* **AIM OF THE EXERCISE**: Please find every line in the records below that contains the word "this", and copy it.

Component data from apps and pages:
============

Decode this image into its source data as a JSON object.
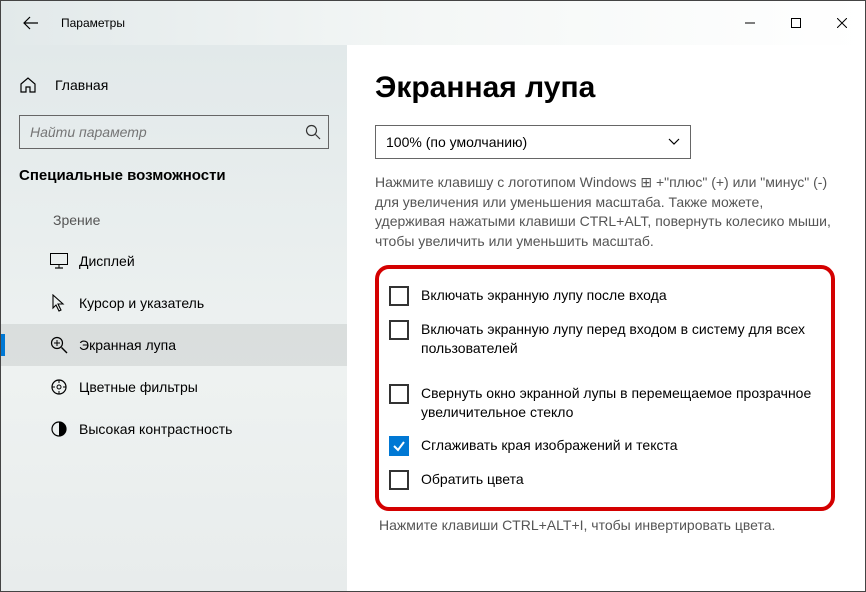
{
  "titlebar": {
    "app_title": "Параметры"
  },
  "sidebar": {
    "home_label": "Главная",
    "search_placeholder": "Найти параметр",
    "category_header": "Специальные возможности",
    "section_caption": "Зрение",
    "items": [
      {
        "label": "Дисплей",
        "icon": "display-icon",
        "selected": false
      },
      {
        "label": "Курсор и указатель",
        "icon": "cursor-icon",
        "selected": false
      },
      {
        "label": "Экранная лупа",
        "icon": "magnifier-icon",
        "selected": true
      },
      {
        "label": "Цветные фильтры",
        "icon": "color-filter-icon",
        "selected": false
      },
      {
        "label": "Высокая контрастность",
        "icon": "contrast-icon",
        "selected": false
      }
    ]
  },
  "main": {
    "page_title": "Экранная лупа",
    "dropdown_value": "100% (по умолчанию)",
    "help_text": "Нажмите клавишу с логотипом Windows ⊞ +\"плюс\" (+) или \"минус\" (-) для увеличения или уменьшения масштаба. Также можете, удерживая нажатыми клавиши CTRL+ALT, повернуть колесико мыши, чтобы увеличить или уменьшить масштаб.",
    "checkboxes": {
      "cb1": {
        "label": "Включать экранную лупу после входа",
        "checked": false
      },
      "cb2": {
        "label": "Включать экранную лупу перед входом в систему для всех пользователей",
        "checked": false
      },
      "cb3": {
        "label": "Свернуть окно экранной лупы в перемещаемое прозрачное увеличительное стекло",
        "checked": false
      },
      "cb4": {
        "label": "Сглаживать края изображений и текста",
        "checked": true
      },
      "cb5": {
        "label": "Обратить цвета",
        "checked": false
      }
    },
    "invert_hint": "Нажмите клавиши CTRL+ALT+I, чтобы инвертировать цвета."
  }
}
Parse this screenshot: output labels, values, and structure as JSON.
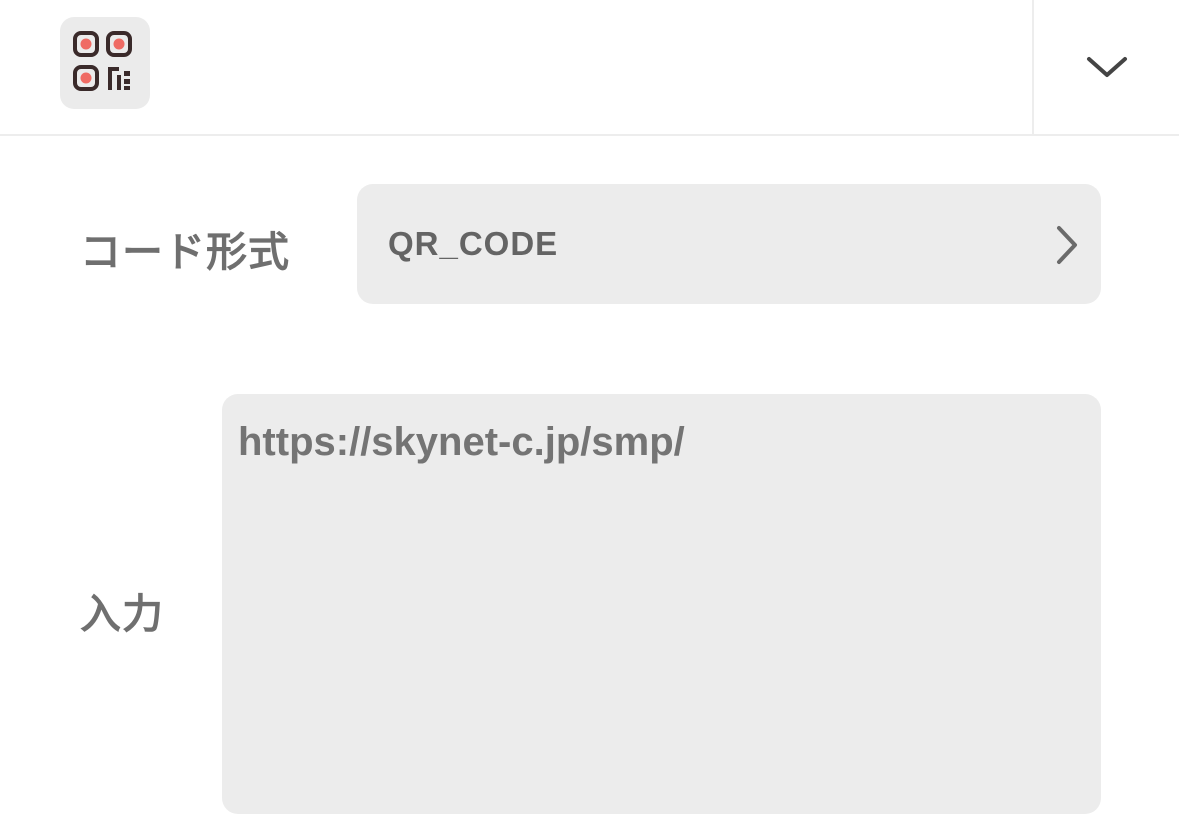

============

* **RESPONSE AREA**:
Decode this image into its source data as a JSON object.
Parse this screenshot: output labels, values, and structure as JSON.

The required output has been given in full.